**Exercise description**
Search each line below for the word "Cổng" and list those that contain it.

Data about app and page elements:
⁂

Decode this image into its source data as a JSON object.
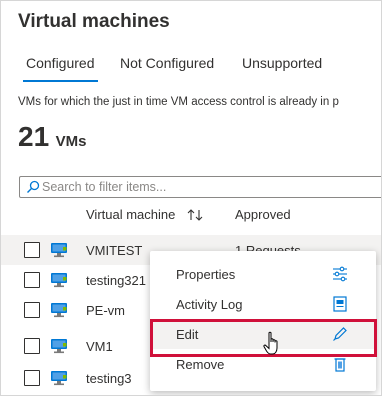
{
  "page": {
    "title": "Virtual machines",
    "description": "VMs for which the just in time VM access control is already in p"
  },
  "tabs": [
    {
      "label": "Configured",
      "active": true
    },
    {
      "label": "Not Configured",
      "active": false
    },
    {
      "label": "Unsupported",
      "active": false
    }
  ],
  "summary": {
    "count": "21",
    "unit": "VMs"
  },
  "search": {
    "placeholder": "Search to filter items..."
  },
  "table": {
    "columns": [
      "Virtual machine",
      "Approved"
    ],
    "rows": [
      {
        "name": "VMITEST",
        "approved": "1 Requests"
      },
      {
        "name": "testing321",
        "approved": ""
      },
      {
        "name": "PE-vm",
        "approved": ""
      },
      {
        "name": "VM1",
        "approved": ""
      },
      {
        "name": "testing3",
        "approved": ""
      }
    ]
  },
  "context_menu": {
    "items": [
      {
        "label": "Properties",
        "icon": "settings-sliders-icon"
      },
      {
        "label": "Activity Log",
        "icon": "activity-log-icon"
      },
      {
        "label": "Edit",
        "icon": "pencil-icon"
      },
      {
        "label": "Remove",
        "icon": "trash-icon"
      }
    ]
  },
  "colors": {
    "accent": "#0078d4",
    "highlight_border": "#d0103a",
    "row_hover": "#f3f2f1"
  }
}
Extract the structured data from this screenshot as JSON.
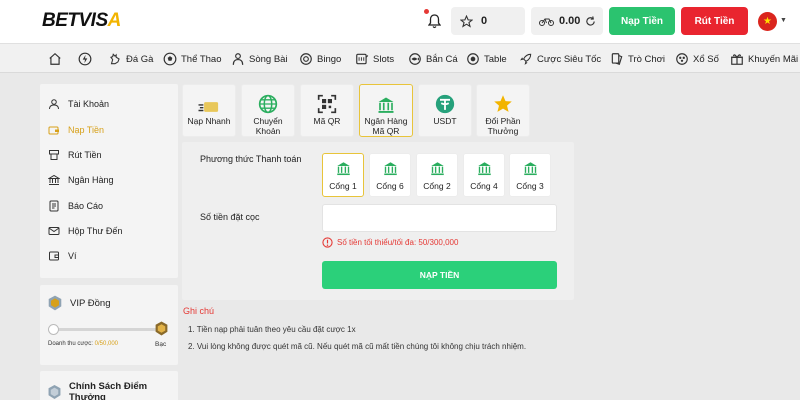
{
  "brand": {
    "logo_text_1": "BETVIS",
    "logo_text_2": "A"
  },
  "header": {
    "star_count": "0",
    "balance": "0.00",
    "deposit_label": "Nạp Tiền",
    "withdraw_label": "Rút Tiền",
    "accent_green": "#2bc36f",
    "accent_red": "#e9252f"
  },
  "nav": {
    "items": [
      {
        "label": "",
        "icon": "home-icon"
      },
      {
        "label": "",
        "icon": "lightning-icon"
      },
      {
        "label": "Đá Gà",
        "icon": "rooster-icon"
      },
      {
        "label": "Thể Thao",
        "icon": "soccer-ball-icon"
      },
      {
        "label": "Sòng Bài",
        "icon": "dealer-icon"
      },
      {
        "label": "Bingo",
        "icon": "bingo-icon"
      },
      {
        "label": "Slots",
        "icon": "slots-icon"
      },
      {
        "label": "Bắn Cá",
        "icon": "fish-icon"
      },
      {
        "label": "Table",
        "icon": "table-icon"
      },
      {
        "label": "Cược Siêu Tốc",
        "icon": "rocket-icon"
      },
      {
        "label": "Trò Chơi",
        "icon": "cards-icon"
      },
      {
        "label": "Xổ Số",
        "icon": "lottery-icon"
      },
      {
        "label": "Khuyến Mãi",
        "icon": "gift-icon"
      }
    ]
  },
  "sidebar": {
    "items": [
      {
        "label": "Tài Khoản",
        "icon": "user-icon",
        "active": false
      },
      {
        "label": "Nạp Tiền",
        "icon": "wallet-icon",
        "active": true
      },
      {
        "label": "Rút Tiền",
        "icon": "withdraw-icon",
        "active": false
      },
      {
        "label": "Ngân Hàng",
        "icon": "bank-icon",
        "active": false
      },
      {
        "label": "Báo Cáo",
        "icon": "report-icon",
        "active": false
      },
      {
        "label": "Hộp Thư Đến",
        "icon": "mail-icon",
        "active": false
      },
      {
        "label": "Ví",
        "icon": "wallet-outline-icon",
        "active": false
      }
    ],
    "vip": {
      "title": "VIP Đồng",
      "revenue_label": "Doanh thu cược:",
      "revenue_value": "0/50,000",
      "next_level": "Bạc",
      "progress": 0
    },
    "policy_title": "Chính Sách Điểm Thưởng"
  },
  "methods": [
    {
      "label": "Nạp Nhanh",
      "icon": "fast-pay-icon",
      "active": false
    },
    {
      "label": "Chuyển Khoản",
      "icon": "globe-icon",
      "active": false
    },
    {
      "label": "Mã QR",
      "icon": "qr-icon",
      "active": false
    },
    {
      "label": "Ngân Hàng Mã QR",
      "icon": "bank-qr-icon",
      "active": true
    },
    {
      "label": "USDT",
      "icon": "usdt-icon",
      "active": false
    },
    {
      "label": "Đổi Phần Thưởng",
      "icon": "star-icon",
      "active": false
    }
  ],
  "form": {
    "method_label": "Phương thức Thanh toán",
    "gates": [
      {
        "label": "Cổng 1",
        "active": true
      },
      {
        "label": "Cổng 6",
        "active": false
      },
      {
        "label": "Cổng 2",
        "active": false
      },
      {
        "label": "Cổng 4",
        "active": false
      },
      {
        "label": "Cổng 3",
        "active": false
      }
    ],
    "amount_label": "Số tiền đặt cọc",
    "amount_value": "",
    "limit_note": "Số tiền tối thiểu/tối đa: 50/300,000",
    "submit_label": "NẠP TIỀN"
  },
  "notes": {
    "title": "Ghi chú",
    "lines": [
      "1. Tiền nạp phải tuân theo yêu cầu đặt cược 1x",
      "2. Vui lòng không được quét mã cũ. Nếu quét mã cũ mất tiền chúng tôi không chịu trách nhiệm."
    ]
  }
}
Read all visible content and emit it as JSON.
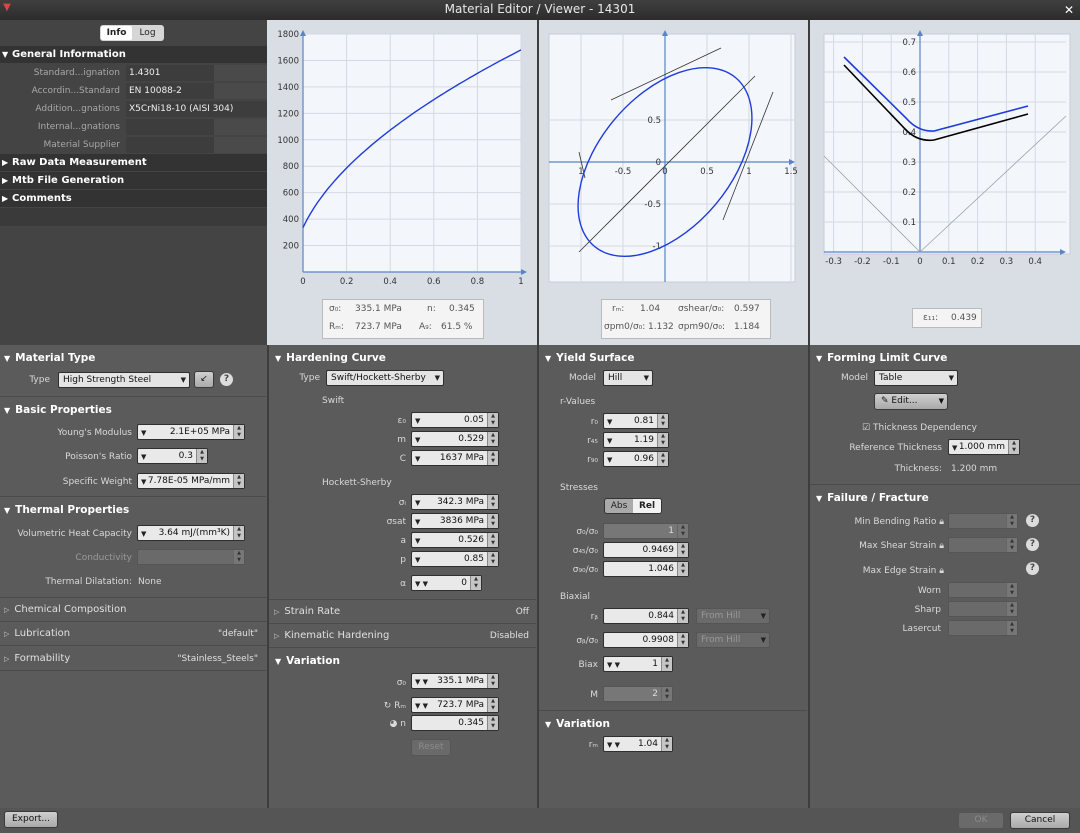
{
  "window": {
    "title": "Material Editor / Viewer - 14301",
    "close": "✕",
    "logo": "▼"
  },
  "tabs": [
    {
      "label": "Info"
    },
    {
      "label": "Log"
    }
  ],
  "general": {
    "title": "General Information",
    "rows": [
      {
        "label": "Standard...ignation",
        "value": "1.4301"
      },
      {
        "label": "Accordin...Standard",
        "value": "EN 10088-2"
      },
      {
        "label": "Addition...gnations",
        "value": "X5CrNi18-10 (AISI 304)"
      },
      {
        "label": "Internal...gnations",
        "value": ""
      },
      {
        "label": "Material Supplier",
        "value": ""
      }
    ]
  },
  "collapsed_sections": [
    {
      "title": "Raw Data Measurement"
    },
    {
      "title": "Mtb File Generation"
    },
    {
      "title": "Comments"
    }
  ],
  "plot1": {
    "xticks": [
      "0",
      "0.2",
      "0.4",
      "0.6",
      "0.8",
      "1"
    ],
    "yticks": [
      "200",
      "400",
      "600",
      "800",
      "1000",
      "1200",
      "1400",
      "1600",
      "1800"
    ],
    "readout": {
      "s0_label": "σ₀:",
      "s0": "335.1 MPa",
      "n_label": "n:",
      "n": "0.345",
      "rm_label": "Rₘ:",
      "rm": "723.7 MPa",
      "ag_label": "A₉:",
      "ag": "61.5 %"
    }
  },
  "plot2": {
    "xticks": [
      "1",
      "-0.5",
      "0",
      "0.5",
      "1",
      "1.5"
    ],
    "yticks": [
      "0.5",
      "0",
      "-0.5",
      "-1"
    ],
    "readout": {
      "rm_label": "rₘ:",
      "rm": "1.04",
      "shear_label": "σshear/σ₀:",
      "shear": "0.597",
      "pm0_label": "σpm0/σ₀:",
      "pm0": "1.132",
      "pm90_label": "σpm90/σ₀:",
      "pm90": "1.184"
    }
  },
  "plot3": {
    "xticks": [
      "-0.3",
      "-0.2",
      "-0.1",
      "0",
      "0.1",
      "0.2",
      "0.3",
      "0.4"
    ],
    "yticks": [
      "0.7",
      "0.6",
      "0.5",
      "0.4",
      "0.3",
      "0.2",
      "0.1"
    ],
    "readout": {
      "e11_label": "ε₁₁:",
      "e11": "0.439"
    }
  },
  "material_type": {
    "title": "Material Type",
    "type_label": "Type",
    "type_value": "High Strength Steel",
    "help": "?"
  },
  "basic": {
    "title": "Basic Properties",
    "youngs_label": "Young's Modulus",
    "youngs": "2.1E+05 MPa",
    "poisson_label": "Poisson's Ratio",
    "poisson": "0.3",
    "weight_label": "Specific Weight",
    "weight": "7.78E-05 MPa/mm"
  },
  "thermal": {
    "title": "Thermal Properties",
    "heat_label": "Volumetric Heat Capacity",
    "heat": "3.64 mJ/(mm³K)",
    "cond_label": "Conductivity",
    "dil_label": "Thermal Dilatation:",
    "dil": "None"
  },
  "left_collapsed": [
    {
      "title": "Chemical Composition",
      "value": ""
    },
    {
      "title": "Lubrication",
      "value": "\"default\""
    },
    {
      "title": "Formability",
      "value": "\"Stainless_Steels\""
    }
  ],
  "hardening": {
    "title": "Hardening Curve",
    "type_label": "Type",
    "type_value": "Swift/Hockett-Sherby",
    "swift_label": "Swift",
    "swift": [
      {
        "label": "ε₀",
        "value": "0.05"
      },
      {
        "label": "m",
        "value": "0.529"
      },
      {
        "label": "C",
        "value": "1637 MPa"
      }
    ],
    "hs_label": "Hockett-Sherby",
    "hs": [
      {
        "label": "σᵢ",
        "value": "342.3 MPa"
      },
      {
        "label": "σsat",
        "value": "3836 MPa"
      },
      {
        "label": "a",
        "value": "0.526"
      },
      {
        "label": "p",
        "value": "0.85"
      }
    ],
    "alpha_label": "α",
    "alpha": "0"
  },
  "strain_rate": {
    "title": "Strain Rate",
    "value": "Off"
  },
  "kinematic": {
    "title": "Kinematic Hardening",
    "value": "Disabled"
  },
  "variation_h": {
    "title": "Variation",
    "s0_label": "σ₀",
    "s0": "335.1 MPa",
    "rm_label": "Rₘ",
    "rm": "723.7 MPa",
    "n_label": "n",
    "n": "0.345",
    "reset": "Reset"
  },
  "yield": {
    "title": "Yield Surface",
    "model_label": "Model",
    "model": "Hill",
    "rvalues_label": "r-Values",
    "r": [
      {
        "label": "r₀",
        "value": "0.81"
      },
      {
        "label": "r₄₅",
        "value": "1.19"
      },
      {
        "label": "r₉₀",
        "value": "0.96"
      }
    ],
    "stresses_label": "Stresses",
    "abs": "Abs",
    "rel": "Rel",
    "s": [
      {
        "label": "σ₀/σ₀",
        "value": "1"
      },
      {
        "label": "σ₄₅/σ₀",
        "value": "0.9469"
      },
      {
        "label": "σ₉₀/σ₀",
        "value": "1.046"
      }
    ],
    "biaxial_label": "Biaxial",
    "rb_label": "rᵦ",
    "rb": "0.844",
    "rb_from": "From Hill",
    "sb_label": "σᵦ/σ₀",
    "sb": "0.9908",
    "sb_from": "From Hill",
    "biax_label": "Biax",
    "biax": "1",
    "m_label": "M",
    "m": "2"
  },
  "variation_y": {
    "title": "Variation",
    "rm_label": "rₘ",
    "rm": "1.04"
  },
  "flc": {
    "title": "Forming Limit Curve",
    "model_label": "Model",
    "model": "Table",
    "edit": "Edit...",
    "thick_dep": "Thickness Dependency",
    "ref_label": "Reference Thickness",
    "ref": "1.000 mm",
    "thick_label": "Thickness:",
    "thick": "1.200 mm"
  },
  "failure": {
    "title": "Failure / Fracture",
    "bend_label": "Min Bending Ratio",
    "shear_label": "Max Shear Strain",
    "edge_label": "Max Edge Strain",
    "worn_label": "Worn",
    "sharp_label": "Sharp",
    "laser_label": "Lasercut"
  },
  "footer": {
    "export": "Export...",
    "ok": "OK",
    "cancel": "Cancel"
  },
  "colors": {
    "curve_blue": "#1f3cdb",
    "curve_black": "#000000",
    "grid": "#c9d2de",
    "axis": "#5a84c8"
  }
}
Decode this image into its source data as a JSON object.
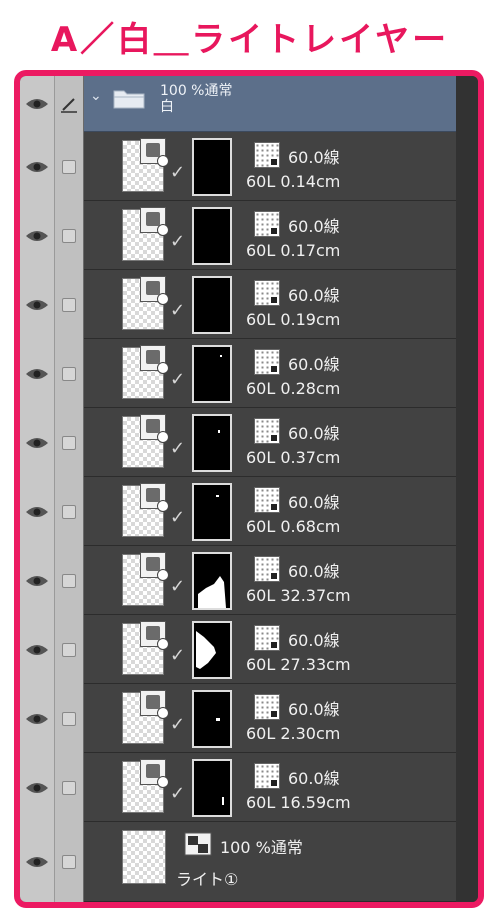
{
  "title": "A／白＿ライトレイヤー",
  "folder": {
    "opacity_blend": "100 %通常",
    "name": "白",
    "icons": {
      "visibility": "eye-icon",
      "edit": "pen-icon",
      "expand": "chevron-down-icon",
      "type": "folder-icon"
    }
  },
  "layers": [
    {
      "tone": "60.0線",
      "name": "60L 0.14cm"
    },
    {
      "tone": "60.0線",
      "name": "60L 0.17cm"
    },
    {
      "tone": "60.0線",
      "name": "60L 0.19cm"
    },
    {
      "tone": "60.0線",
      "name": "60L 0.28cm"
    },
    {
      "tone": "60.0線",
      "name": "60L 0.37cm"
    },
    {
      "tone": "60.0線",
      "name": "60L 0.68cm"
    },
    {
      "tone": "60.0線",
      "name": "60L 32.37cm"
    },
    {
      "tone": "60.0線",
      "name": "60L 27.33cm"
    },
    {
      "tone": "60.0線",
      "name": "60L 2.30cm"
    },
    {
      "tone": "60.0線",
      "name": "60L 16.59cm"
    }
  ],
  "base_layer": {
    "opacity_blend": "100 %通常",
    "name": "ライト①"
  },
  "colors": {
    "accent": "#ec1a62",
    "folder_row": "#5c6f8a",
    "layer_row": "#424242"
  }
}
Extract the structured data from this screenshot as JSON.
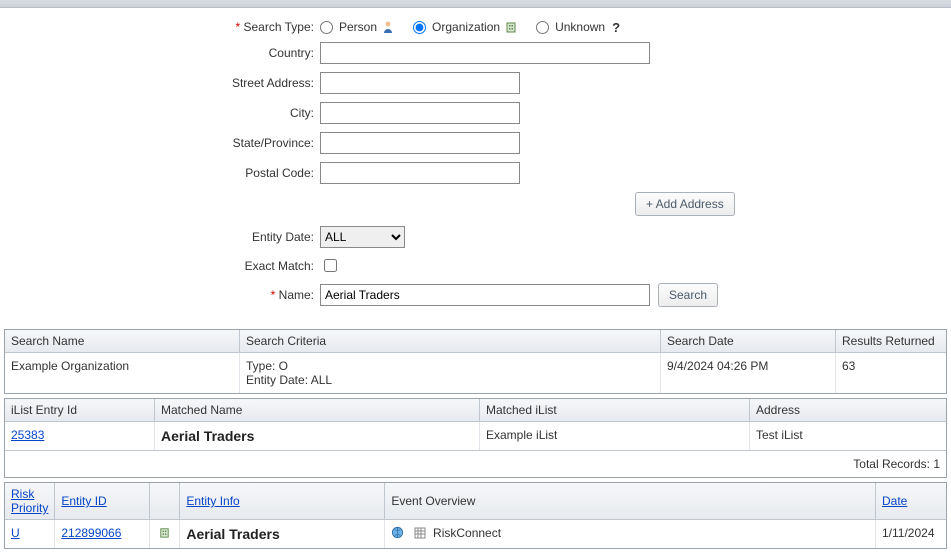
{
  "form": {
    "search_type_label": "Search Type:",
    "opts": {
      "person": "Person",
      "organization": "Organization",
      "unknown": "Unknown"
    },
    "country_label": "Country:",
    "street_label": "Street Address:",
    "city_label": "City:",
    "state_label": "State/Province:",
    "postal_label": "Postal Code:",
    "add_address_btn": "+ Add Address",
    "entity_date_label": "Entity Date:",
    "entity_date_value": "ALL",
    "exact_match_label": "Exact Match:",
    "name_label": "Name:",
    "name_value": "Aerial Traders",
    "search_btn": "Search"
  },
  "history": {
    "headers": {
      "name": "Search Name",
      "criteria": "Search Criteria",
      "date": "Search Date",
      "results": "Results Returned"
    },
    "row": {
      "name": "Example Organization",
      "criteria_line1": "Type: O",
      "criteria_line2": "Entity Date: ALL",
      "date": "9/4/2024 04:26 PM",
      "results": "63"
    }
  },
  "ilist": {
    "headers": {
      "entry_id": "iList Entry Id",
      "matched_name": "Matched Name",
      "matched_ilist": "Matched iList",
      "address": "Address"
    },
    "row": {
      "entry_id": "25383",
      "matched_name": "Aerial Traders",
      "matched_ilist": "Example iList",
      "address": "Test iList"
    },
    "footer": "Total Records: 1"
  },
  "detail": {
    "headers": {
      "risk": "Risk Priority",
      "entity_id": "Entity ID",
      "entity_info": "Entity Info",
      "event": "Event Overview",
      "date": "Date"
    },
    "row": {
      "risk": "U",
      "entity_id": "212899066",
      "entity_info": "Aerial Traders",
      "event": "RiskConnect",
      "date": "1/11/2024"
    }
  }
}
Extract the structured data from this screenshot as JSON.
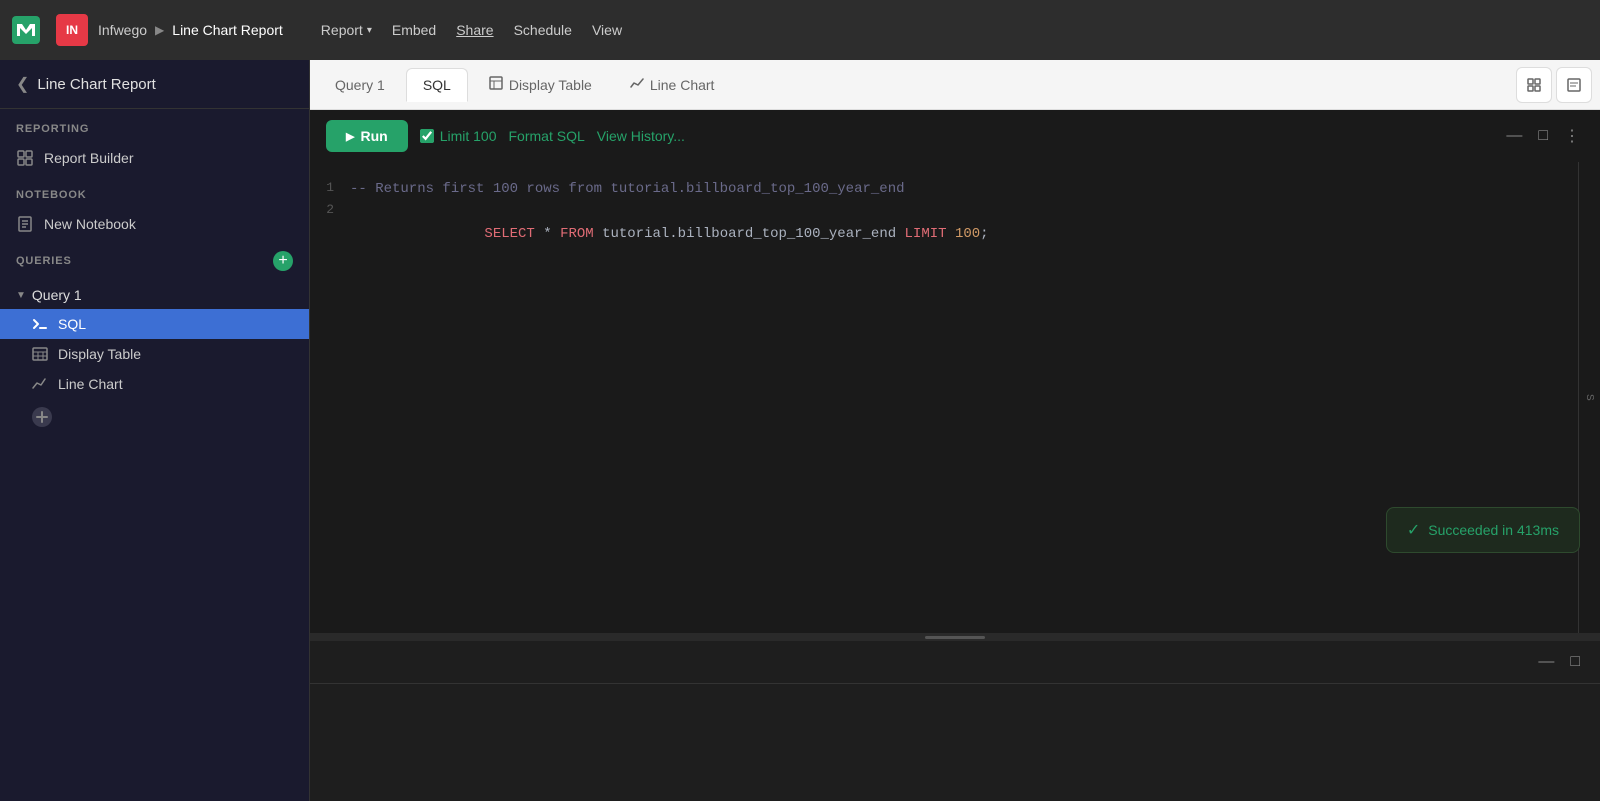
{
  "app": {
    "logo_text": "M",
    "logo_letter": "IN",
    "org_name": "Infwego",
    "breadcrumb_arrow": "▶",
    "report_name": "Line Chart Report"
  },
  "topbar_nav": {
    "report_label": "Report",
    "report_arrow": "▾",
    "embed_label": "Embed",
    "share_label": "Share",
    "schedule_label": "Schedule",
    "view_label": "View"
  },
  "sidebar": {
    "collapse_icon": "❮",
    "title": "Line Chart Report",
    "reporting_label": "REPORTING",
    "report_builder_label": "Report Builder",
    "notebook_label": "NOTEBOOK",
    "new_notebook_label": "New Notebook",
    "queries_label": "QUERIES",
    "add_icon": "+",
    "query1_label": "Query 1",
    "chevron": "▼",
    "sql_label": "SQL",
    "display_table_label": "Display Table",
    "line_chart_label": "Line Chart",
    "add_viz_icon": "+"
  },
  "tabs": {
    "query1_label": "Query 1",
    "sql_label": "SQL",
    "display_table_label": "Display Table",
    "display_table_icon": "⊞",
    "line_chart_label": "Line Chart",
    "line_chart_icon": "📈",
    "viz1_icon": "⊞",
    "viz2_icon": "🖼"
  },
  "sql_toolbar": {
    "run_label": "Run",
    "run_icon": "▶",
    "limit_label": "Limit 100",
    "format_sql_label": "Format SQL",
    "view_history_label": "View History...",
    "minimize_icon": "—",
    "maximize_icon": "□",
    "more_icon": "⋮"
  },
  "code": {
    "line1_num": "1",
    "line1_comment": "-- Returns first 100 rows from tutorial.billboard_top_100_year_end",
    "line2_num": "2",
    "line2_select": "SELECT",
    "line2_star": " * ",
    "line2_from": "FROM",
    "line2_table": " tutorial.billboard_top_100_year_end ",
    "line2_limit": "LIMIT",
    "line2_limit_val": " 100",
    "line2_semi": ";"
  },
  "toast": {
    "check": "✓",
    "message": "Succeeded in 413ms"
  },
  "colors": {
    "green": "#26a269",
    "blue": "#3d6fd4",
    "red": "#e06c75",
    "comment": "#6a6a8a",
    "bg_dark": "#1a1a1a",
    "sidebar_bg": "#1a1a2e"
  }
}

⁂

**Task answer**
        "label": "Cổng 1",
        "label": "Cổng 6",
        "label": "Cổng 2",
        "label": "Cổng 4",
        "label": "Cổng 3",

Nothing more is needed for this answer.